* [ACTION ITEM] Report the lines of the data below that contain the string "newLine".

* [EXTRACTED MATERIAL]
• • • • •

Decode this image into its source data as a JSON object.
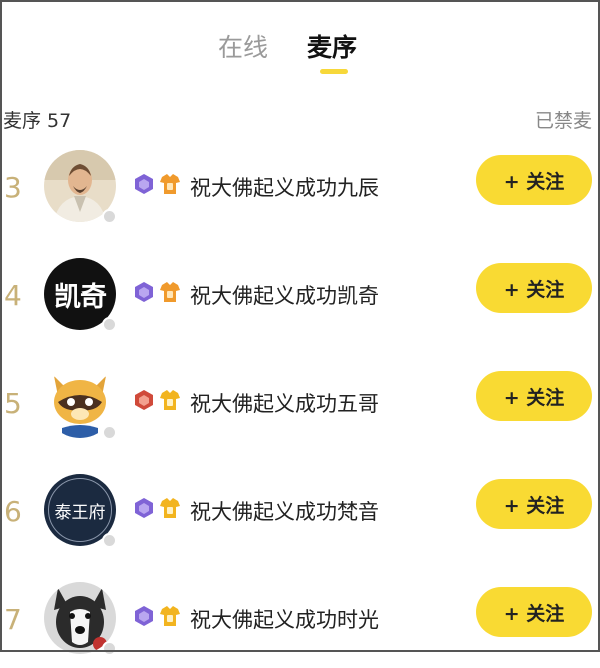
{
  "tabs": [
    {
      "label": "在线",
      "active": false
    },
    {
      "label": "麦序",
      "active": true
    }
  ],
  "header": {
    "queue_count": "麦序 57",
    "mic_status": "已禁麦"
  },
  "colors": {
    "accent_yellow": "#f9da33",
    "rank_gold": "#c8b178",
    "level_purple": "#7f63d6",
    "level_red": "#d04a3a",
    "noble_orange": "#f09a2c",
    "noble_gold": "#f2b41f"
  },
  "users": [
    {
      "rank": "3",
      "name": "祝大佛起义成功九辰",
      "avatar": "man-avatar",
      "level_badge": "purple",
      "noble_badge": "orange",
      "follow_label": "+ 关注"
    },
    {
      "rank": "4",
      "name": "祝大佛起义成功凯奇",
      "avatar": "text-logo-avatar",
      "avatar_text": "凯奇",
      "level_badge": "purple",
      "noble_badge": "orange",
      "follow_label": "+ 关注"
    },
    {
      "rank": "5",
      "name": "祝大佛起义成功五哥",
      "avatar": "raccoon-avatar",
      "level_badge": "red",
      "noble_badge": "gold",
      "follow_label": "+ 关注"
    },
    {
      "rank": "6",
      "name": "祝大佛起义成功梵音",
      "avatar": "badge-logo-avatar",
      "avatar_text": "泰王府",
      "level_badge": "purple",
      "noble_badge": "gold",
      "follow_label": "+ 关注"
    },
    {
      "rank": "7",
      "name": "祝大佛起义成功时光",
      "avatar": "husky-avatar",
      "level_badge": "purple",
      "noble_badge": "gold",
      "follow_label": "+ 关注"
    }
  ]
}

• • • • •

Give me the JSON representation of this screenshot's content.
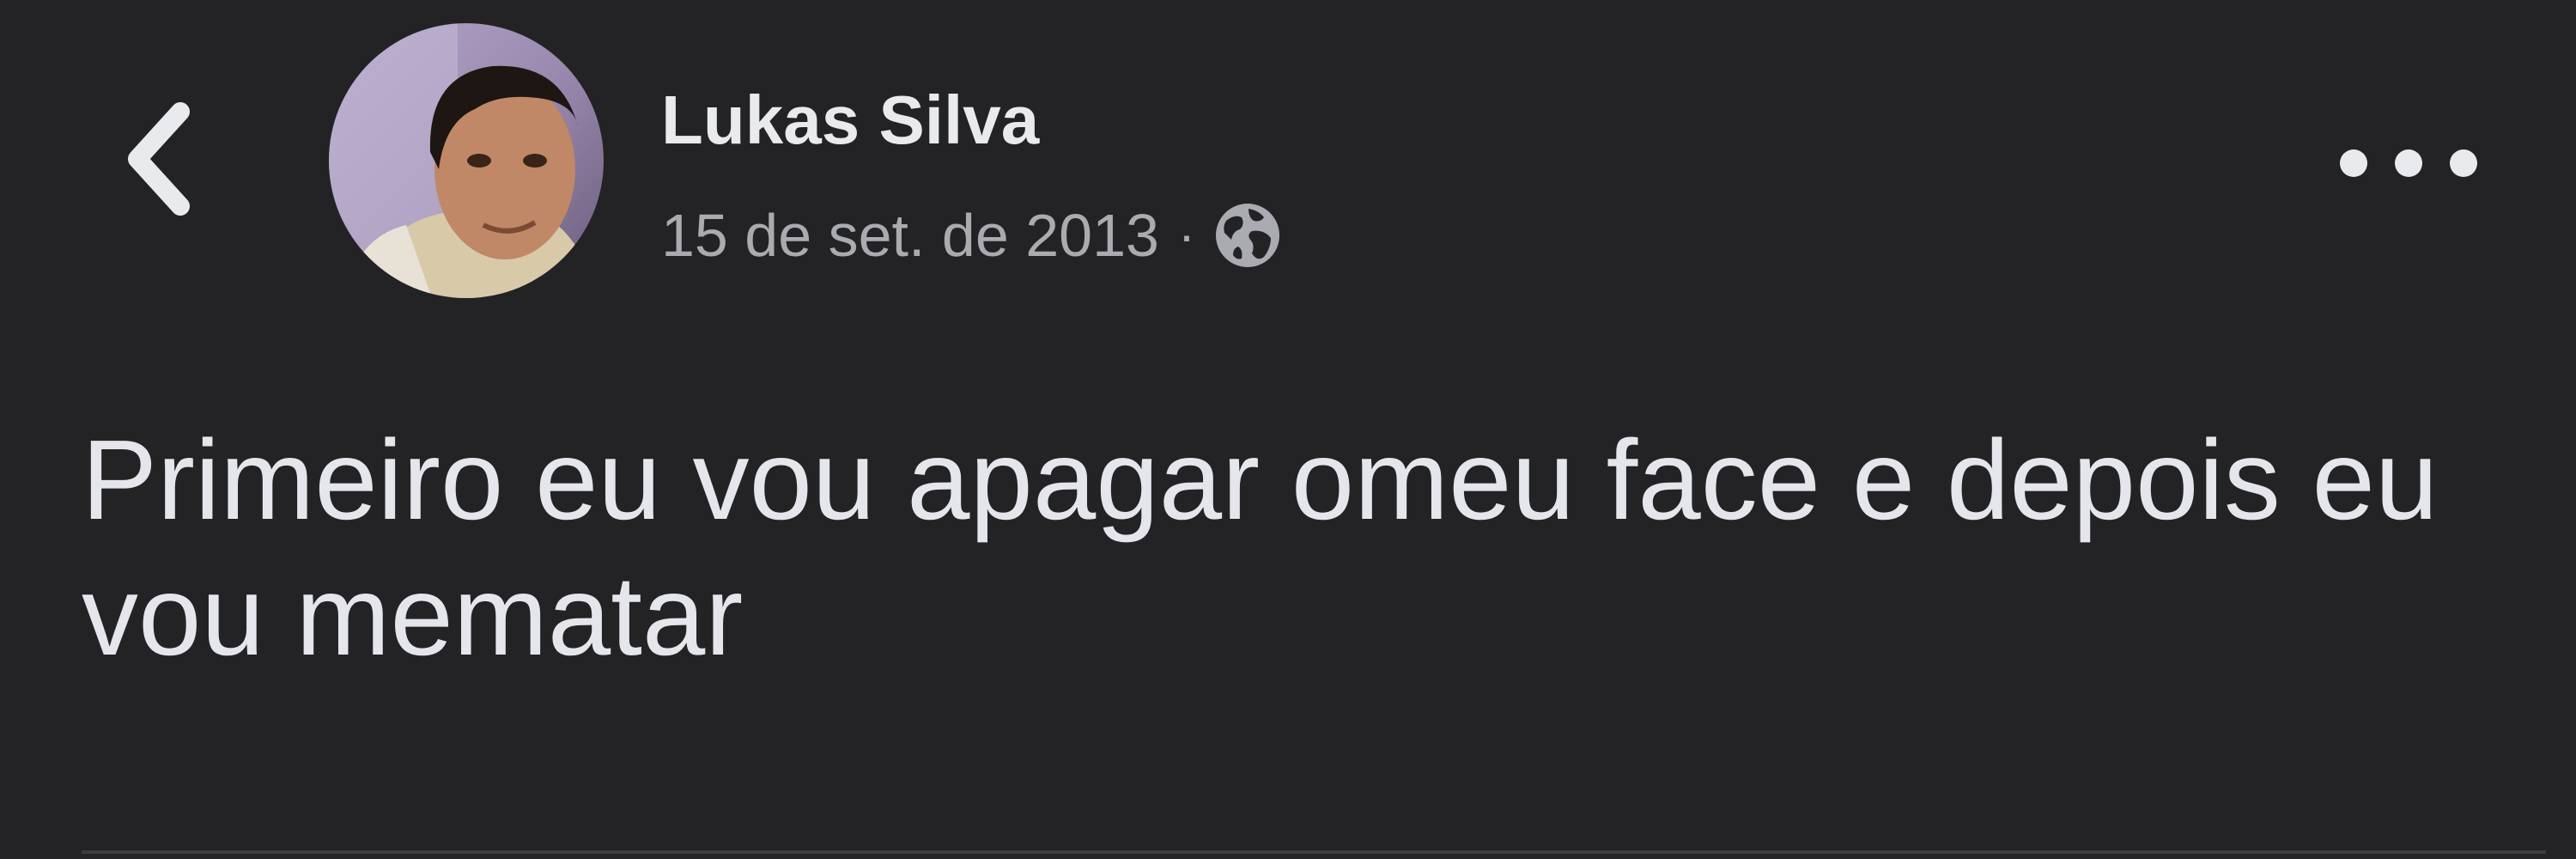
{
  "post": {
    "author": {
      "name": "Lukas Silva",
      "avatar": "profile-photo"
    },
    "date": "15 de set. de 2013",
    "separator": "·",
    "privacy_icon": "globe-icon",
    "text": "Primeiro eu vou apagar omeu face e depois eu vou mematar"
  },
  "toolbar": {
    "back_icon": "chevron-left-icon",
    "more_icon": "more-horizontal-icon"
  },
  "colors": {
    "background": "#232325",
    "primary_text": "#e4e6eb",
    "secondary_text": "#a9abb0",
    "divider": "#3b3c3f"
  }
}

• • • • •

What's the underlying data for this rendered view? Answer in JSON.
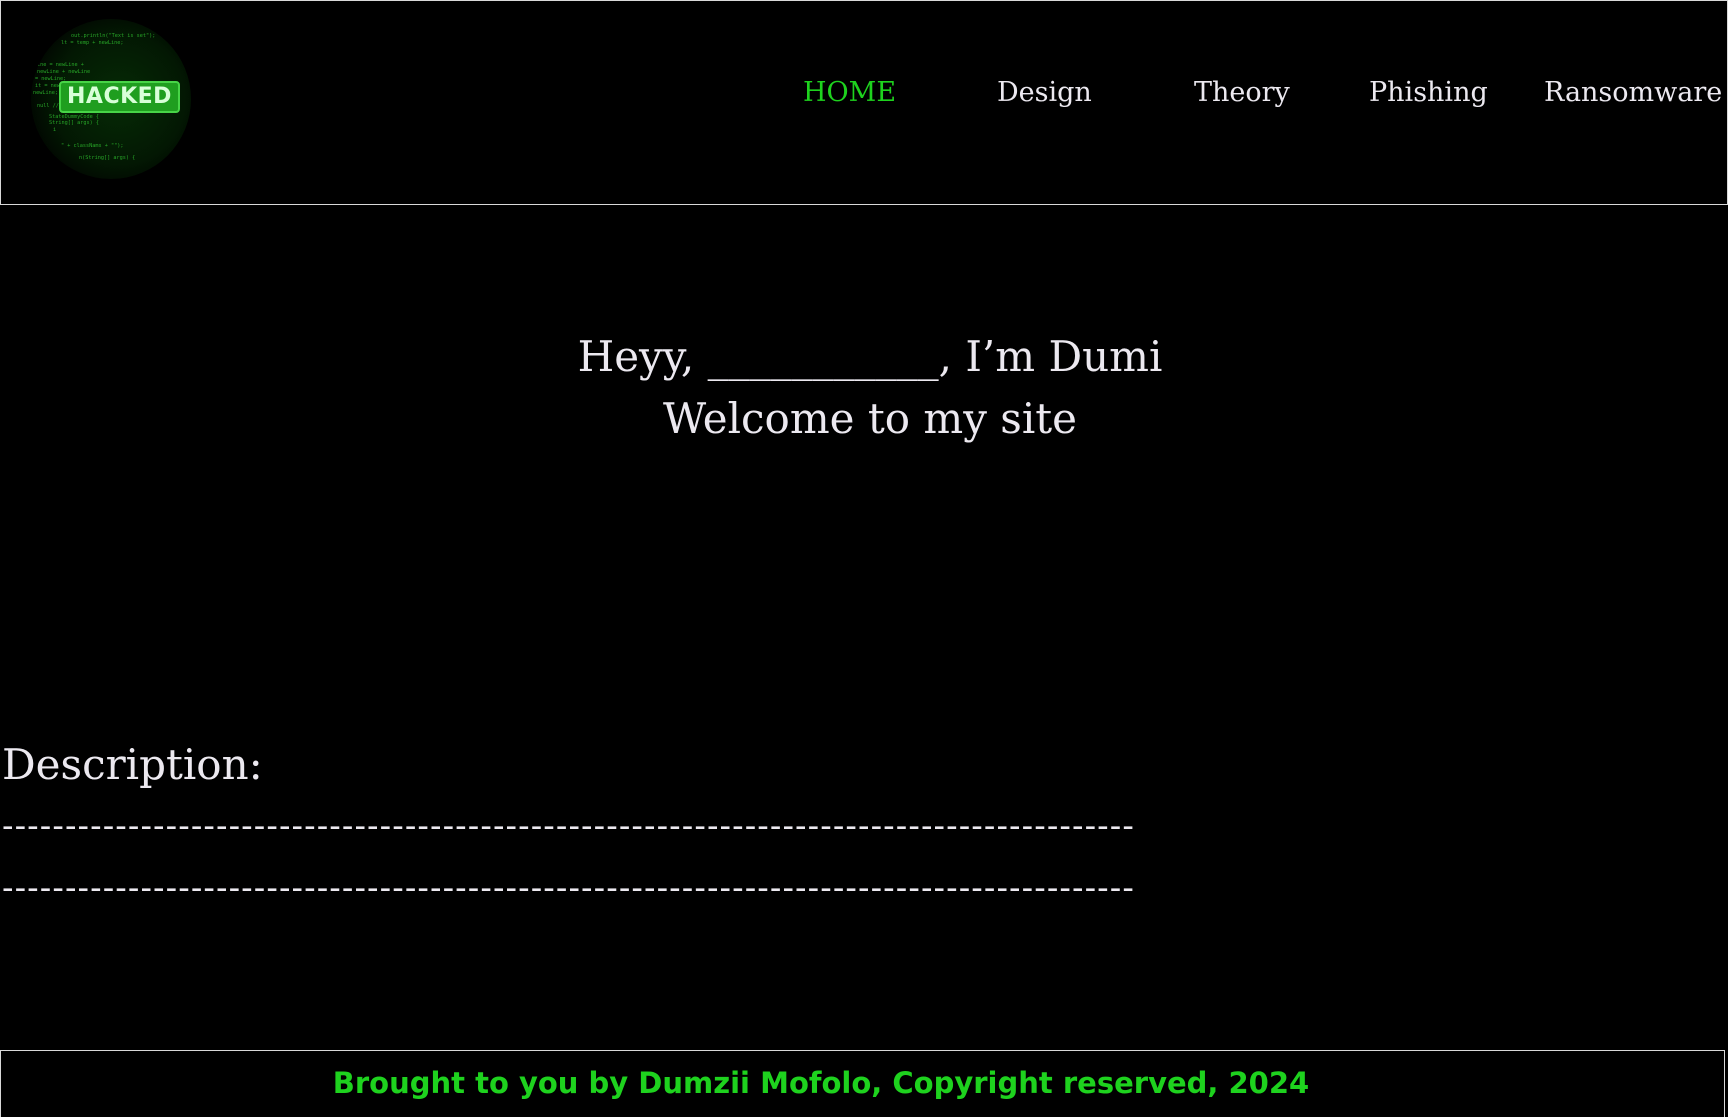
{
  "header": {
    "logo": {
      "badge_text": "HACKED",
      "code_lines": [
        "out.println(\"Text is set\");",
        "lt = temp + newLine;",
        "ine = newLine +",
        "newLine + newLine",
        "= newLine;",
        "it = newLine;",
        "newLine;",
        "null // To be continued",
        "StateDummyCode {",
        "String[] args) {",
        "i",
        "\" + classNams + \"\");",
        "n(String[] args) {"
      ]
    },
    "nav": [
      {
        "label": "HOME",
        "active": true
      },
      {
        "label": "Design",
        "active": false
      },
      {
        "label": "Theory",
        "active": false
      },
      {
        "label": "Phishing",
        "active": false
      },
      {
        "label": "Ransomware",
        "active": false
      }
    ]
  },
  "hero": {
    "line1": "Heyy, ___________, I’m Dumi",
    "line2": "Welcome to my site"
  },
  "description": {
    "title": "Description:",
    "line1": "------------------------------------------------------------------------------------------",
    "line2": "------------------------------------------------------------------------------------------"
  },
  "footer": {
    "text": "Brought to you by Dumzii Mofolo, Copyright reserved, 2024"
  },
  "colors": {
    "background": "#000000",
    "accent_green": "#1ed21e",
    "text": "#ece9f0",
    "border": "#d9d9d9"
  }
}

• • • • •

* [ANSWER SECTION]
        "lt = temp + newLine;",
        "ine = newLine +",
        "newLine + newLine",
        "= newLine;",
        "it = newLine;",
        "newLine;",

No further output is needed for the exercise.